This year we have seen a solid trend of ladies and younger gal's willing to explore, what's the fuss with this thing called Fly fishing. Even though die-hard fly-fishing aficionados sometimes approach fishing ladies with a notion, what have they lost at the stream, most of us are pretty stoked with this trend. Coming from the guiding background, there are few distinctive advantages provided with most female fly-anglers - guests.
Most of fly fisherman we encounter are in love with running waters, in touch with pristine nature and awed by picturesque surroundings. Nothing wrong with that. But, there is a challenge that the vast area of Slovenian lakes puts in front of the angler. One of the allures of Stillwater fly fishing is the relative novelty of the game, at least in Slovenia, and in addition to this, the fact that most of the lakes are populated only by the wild trout – rising the game to the top.
Upper Soca River was generous to us! The story started with a query of guest from States, willing to explore famous Slovenian River Soca - in a quest for elusive marble trout. We approached him with the information to not lose the marbles before the trip and prepare for unexpected.
After the harsh winter the water levels have settled by the end of May and the real fishing season in Slovenia had begun. Great hatch activity brought fish into feeding frenzy and most rivers went in the productive phase.
This year the longish white winter took a toll on alpine rivers water levels. Snow melt in Julian Alps affected river flows till mid-June. As soon as the flows stabilized we - a colleague of mine and yours truly – explored Slovenian lakes fishing. Although the lake wasn't in its best form – higher waters and lower part somewhat murky from the snow-melt, we couldn't wait any longer.
We hit the Idrijca Valley mid-week with our colleague David from States. Starting with a bluebird sky and drifting dry flies on upper part of Idrijca River.
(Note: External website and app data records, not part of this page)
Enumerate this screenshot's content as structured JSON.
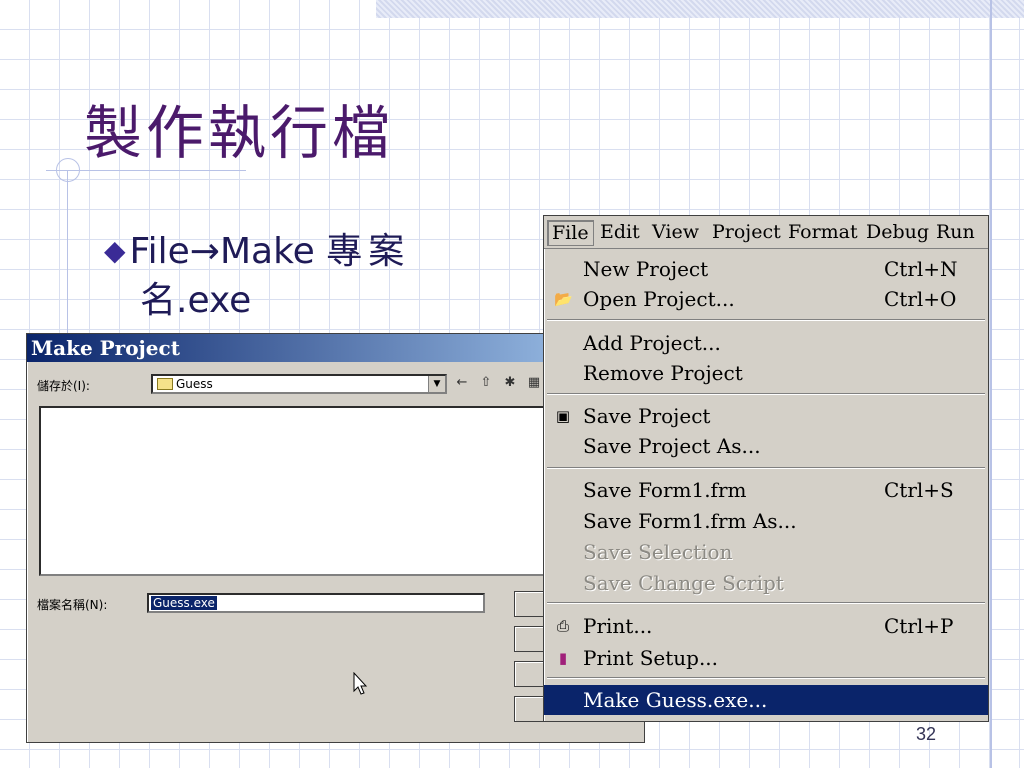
{
  "slide": {
    "title": "製作執行檔",
    "bullet_text_1": "File",
    "bullet_arrow": "→",
    "bullet_text_2": "Make ",
    "bullet_cjk_1": "專案",
    "bullet_cjk_2": "名",
    "bullet_ext": ".exe",
    "bullet_icon": "diamond-bullet-icon",
    "page_number": "32"
  },
  "dialog": {
    "title": "Make Project",
    "save_in_label": "儲存於(I):",
    "save_in_value": "Guess",
    "file_name_label": "檔案名稱(N):",
    "file_name_value": "Guess.exe",
    "toolbar_icons": [
      "back-arrow-icon",
      "up-folder-icon",
      "new-folder-icon",
      "view-menu-icon"
    ]
  },
  "menu": {
    "menubar": [
      "File",
      "Edit",
      "View",
      "Project",
      "Format",
      "Debug",
      "Run"
    ],
    "items": [
      {
        "label": "New Project",
        "shortcut": "Ctrl+N",
        "icon": "",
        "disabled": false
      },
      {
        "label": "Open Project...",
        "shortcut": "Ctrl+O",
        "icon": "open-folder-icon",
        "disabled": false
      },
      {
        "label": "Add Project...",
        "shortcut": "",
        "icon": "",
        "disabled": false
      },
      {
        "label": "Remove Project",
        "shortcut": "",
        "icon": "",
        "disabled": false
      },
      {
        "label": "Save Project",
        "shortcut": "",
        "icon": "save-disk-icon",
        "disabled": false
      },
      {
        "label": "Save Project As...",
        "shortcut": "",
        "icon": "",
        "disabled": false
      },
      {
        "label": "Save Form1.frm",
        "shortcut": "Ctrl+S",
        "icon": "",
        "disabled": false
      },
      {
        "label": "Save Form1.frm As...",
        "shortcut": "",
        "icon": "",
        "disabled": false
      },
      {
        "label": "Save Selection",
        "shortcut": "",
        "icon": "",
        "disabled": true
      },
      {
        "label": "Save Change Script",
        "shortcut": "",
        "icon": "",
        "disabled": true
      },
      {
        "label": "Print...",
        "shortcut": "Ctrl+P",
        "icon": "printer-icon",
        "disabled": false
      },
      {
        "label": "Print Setup...",
        "shortcut": "",
        "icon": "print-setup-icon",
        "disabled": false
      },
      {
        "label": "Make Guess.exe...",
        "shortcut": "",
        "icon": "",
        "disabled": false,
        "highlighted": true
      }
    ]
  },
  "colors": {
    "title": "#4b1a6b",
    "highlight": "#0a246a",
    "dialog_title_start": "#0a246a",
    "dialog_title_end": "#a6caf0"
  }
}
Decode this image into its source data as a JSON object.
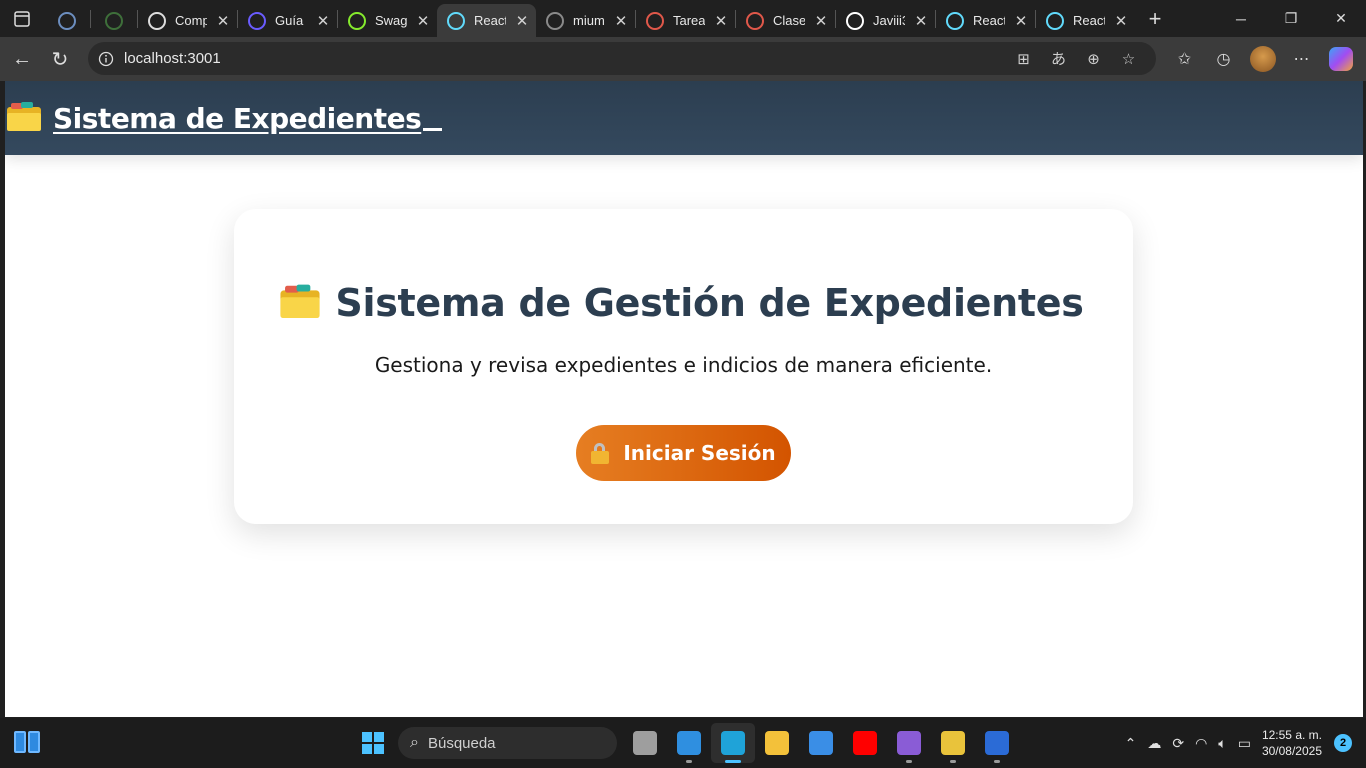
{
  "browser": {
    "tabs": [
      {
        "title": "",
        "icon": "app-icon",
        "color": "#6c8ebf"
      },
      {
        "title": "",
        "icon": "app-icon",
        "color": "#3e6f3a"
      },
      {
        "title": "Comp",
        "icon": "chatgpt-icon",
        "color": "#dddddd"
      },
      {
        "title": "Guía",
        "icon": "app-icon",
        "color": "#6a5cff"
      },
      {
        "title": "Swag",
        "icon": "swagger-icon",
        "color": "#85ea2d"
      },
      {
        "title": "React",
        "icon": "react-icon",
        "color": "#61dafb"
      },
      {
        "title": "mium",
        "icon": "app-icon",
        "color": "#8a8a8a"
      },
      {
        "title": "Tarea",
        "icon": "app-icon",
        "color": "#e0584a"
      },
      {
        "title": "Clase",
        "icon": "app-icon",
        "color": "#e0584a"
      },
      {
        "title": "Javiii3",
        "icon": "github-icon",
        "color": "#ffffff"
      },
      {
        "title": "React",
        "icon": "react-icon",
        "color": "#61dafb"
      },
      {
        "title": "React",
        "icon": "react-icon",
        "color": "#61dafb"
      }
    ],
    "active_tab_index": 5,
    "url": "localhost:3001"
  },
  "app": {
    "header_title": "Sistema de Expedientes",
    "card_title": "Sistema de Gestión de Expedientes",
    "card_subtitle": "Gestiona y revisa expedientes e indicios de manera eficiente.",
    "login_button": "Iniciar Sesión",
    "colors": {
      "header": "#2c3e50",
      "title": "#2c3e50",
      "button_start": "#e67e22",
      "button_end": "#d35400"
    }
  },
  "taskbar": {
    "search_placeholder": "Búsqueda",
    "apps": [
      {
        "name": "task-view-icon",
        "color": "#9e9e9e"
      },
      {
        "name": "vscode-icon",
        "color": "#2f8fe0"
      },
      {
        "name": "edge-icon",
        "color": "#1fa3d8"
      },
      {
        "name": "file-explorer-icon",
        "color": "#f3c13a"
      },
      {
        "name": "store-icon",
        "color": "#3a8ee6"
      },
      {
        "name": "youtube-icon",
        "color": "#ff0000"
      },
      {
        "name": "visual-studio-icon",
        "color": "#8a5cd6"
      },
      {
        "name": "paint-icon",
        "color": "#e9c33b"
      },
      {
        "name": "word-icon",
        "color": "#2b6bd6"
      }
    ],
    "active_app_index": 2,
    "time": "12:55 a. m.",
    "date": "30/08/2025",
    "notifications": "2"
  }
}
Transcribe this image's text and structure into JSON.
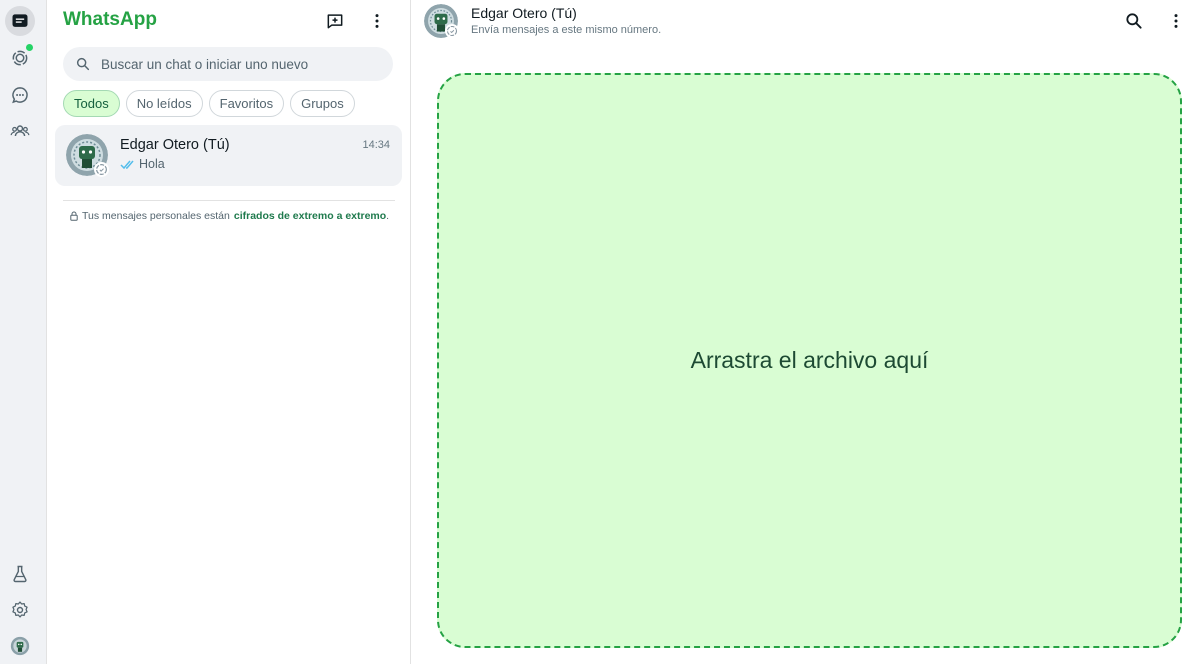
{
  "colors": {
    "brand_green": "#25a244",
    "dropzone_bg": "#d9fdd3",
    "dropzone_border": "#25a244",
    "dropzone_text": "#1d4a33",
    "chip_active_bg": "#d9fdd3",
    "chip_active_text": "#15603e",
    "status_dot": "#25d366",
    "tick_blue": "#53bdeb",
    "link_green": "#1f7a4d"
  },
  "rail": {
    "top_items": [
      {
        "name": "chats-icon",
        "active": true
      },
      {
        "name": "status-icon",
        "active": false,
        "badge": true
      },
      {
        "name": "channels-icon",
        "active": false
      },
      {
        "name": "communities-icon",
        "active": false
      }
    ],
    "bottom_items": [
      {
        "name": "lab-flask-icon"
      },
      {
        "name": "settings-gear-icon"
      },
      {
        "name": "profile-avatar"
      }
    ]
  },
  "sidebar": {
    "title": "WhatsApp",
    "new_chat_icon": "new-chat-icon",
    "menu_icon": "kebab-menu-icon",
    "search": {
      "placeholder": "Buscar un chat o iniciar uno nuevo",
      "value": ""
    },
    "filters": [
      {
        "label": "Todos",
        "active": true
      },
      {
        "label": "No leídos",
        "active": false
      },
      {
        "label": "Favoritos",
        "active": false
      },
      {
        "label": "Grupos",
        "active": false
      }
    ],
    "chats": [
      {
        "name": "Edgar Otero (Tú)",
        "time": "14:34",
        "preview": "Hola",
        "read": true
      }
    ],
    "encryption_notice": {
      "prefix": "Tus mensajes personales están",
      "link": "cifrados de extremo a extremo",
      "suffix": "."
    }
  },
  "conversation": {
    "name": "Edgar Otero (Tú)",
    "subtitle": "Envía mensajes a este mismo número.",
    "search_icon": "search-icon",
    "menu_icon": "kebab-menu-icon",
    "dropzone_text": "Arrastra el archivo aquí"
  }
}
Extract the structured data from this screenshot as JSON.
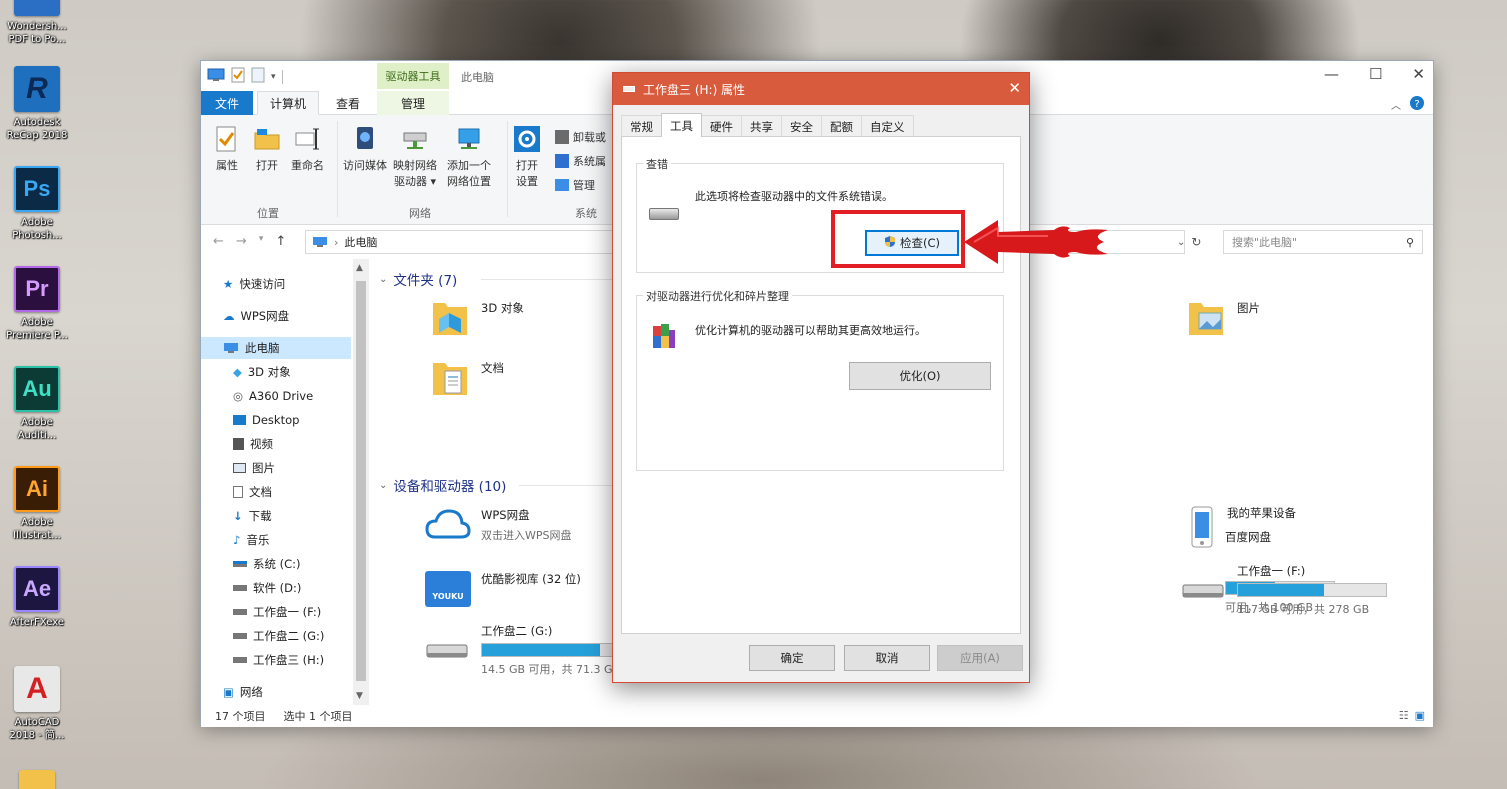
{
  "desktop": {
    "icons": [
      {
        "label": "Wondersh...\nPDF to Po...",
        "glyph": "",
        "color": "#2b6fc4"
      },
      {
        "label": "Autodesk\nReCap 2018",
        "glyph": "R",
        "color": "#1f6fbf"
      },
      {
        "label": "Adobe\nPhotosh...",
        "glyph": "Ps",
        "color": "#0b2a45"
      },
      {
        "label": "Adobe\nPremiere P...",
        "glyph": "Pr",
        "color": "#2a0f3f"
      },
      {
        "label": "Adobe\nAuditi...",
        "glyph": "Au",
        "color": "#0c3b35"
      },
      {
        "label": "Adobe\nIllustrat...",
        "glyph": "Ai",
        "color": "#3a1d05"
      },
      {
        "label": "AfterFXexe",
        "glyph": "Ae",
        "color": "#1d1640"
      },
      {
        "label": "AutoCAD\n2018 - 简...",
        "glyph": "A",
        "color": "#e8e8e8"
      }
    ]
  },
  "explorer": {
    "title": "此电脑",
    "context_tab_header": "驱动器工具",
    "tabs": {
      "file": "文件",
      "computer": "计算机",
      "view": "查看",
      "manage": "管理"
    },
    "ribbon": {
      "properties": "属性",
      "open": "打开",
      "rename": "重命名",
      "access_media": "访问媒体",
      "map_drive": "映射网络\n驱动器 ▾",
      "add_location": "添加一个\n网络位置",
      "open_settings": "打开\n设置",
      "uninstall": "卸载或",
      "system_props": "系统属",
      "manage": "管理",
      "groups": {
        "location": "位置",
        "network": "网络",
        "system": "系统"
      }
    },
    "address": {
      "path": "此电脑",
      "search_placeholder": "搜索\"此电脑\""
    },
    "nav": {
      "quick_access": "快速访问",
      "wps_cloud": "WPS网盘",
      "this_pc": "此电脑",
      "objects3d": "3D 对象",
      "a360": "A360 Drive",
      "desktop": "Desktop",
      "videos": "视频",
      "pictures": "图片",
      "documents": "文档",
      "downloads": "下载",
      "music": "音乐",
      "drive_c": "系统 (C:)",
      "drive_d": "软件 (D:)",
      "drive_f": "工作盘一 (F:)",
      "drive_g": "工作盘二 (G:)",
      "drive_h": "工作盘三 (H:)",
      "network": "网络"
    },
    "folders_header": "文件夹 (7)",
    "folders": {
      "objects3d": "3D 对象",
      "documents": "文档",
      "pictures": "图片"
    },
    "devices_header": "设备和驱动器 (10)",
    "devices": {
      "wps_name": "WPS网盘",
      "wps_sub": "双击进入WPS网盘",
      "youku_name": "优酷影视库 (32 位)",
      "youku_badge": "YOUKU",
      "baidu_name": "百度网盘",
      "apple_name": "我的苹果设备",
      "drive_g_name": "工作盘二 (G:)",
      "drive_g_free": "14.5 GB 可用，共 71.3 G",
      "drive_g_used": 0.8,
      "mid_drive_free": "可用，共 100 GB",
      "mid_drive_used": 0.45,
      "drive_f_name": "工作盘一 (F:)",
      "drive_f_free": "117 GB 可用，共 278 GB",
      "drive_f_used": 0.58
    },
    "status": {
      "items": "17 个项目",
      "selected": "选中 1 个项目"
    }
  },
  "dialog": {
    "title": "工作盘三 (H:) 属性",
    "tabs": [
      "常规",
      "工具",
      "硬件",
      "共享",
      "安全",
      "配额",
      "自定义"
    ],
    "error_check": {
      "legend": "查错",
      "text": "此选项将检查驱动器中的文件系统错误。",
      "button": "检查(C)"
    },
    "optimize": {
      "legend": "对驱动器进行优化和碎片整理",
      "text": "优化计算机的驱动器可以帮助其更高效地运行。",
      "button": "优化(O)"
    },
    "buttons": {
      "ok": "确定",
      "cancel": "取消",
      "apply": "应用(A)"
    }
  },
  "annotation": {
    "highlight_color": "#e31e24",
    "arrow_color": "#d7191c"
  }
}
We could have moved volume of fish, as they were on the move in the lower water column, but the preferences were clear, dry fly sport the preferred technique. Few bow's and a brown trout were exchanging hands and freed to thrive in the rive.